As the ever-evolving world of work keeps us on our toes, Mug Shot – the beloved quick-snack brand – took to the streets of Britain to uncover the latest lunchtime trends.
In a survey that could rival the juiciest workplace gossip, the brand discovered some lunchtime behaviours that just won’t cut it.
If you thought office antics were all about staplers in jelly, think again.
The worst lunchtime crimes revealed
1. Sandwich Snatchers Beware: The cardinal sin of pilfering a colleague’s sandwich ranks supreme as the most unforgivable workplace lunchtime crime.
2. Tuna Terrors: Almost one in five respondents admitted to squirming at the sight of a co-worker munching on a sea-related sandwich.
3. Dirty Dish Dumpers: Leaving your lunch dishes for a colleague to clean up earned its rightful place in the top five lunchtime misdemeanors.
4. Fridge Space Hogs: Taking up too much room in the communal fridge didn’t sit well with those polled
5. Aggressive Kitchen Notes: Leaving passive-aggressive notes in the kitchen had tempers boiling faster than a microwave meal.
Too busy to eat
Traditionally, lunch breaks were the daily oasis for many Brits, but the survey suggests work breaks are being eaten away.

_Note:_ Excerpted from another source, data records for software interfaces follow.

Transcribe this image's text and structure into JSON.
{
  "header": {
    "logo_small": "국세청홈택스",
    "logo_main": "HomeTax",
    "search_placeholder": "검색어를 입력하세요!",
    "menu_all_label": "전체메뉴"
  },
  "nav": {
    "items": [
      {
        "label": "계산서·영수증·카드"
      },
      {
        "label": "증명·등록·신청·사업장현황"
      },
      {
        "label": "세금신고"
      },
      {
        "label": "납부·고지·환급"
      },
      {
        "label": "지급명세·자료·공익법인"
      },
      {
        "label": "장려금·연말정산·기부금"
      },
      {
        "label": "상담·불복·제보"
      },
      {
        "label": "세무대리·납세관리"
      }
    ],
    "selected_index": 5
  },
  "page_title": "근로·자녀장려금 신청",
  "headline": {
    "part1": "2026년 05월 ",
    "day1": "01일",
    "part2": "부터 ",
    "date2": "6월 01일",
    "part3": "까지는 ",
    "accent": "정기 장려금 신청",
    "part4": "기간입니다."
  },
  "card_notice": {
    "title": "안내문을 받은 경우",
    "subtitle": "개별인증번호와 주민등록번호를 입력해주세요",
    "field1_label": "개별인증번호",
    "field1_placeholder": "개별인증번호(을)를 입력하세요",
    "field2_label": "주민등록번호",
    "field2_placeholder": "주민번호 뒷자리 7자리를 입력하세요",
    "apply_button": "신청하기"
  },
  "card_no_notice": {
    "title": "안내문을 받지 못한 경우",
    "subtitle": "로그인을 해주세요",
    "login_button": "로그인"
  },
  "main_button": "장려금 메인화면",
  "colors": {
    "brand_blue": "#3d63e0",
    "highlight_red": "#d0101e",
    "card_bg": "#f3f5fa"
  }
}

A staggering 74% of respondents claimed they often skip lunch, with heavy workloads and the perpetual “too busy” excuse taking the blame. This sentiment was echoed by both hybrid and remote workers.
When it comes to skipping lunch, hybrid workers took the lead, with a whopping 78% admitting to doing so at the workplace, compared to 62% when working from home, all due to those relentless workloads.
Even fully remote workers didn’t escape the lunchtime crunch, as two-thirds of them confessed to powering through without a proper break, again pointing fingers at their workloads.
Dinner al desko
With working hours on the rise and socialising on the decline, a gloomy 41% revealed that they regularly dine alone at their desks while multitasking.
Taking proper breaks, as numerous studies suggest, can boost energy levels and reduce exhaustion, something that two in three respondents seemed to agree with. They believe that a midday pause is essential for maintaining productivity and overall well-being.
Longing for a leisurely lunch
While 48% of respondents longed for a more leisurely lunch, like strolling, reading, or indulging in podcasts, it was the top brass who were twice as likely to opt for a shopping spree.
In a surprising revelation, the lunch hour – once a sacred break in the day – has dwindled to a mere 36 minutes for the average UK worker before they’re back at the grind. This leaves a staggering 94 hours per year unclaimed – equivalent to five weeks of annual leave or 12 full working days!
Lunch breaks trace their origins back to the Industrial Revolution when hard-working laborers needed sustenance to power through the long factory hours. Pies sold outside factories revolutionised the way people ate, and Britain led the way in industrialised food.
Recharge and reconnect
Emma Boyle, senior brand manager at Mug Shot, emphasised the importance of taking a lunch break to recharge and connect with colleagues.
She noted that in these fast-paced times, having a quick, healthy, and easy-to-prepare snack during lunch allows people to maximise their break and make the most of their precious time away from their desks.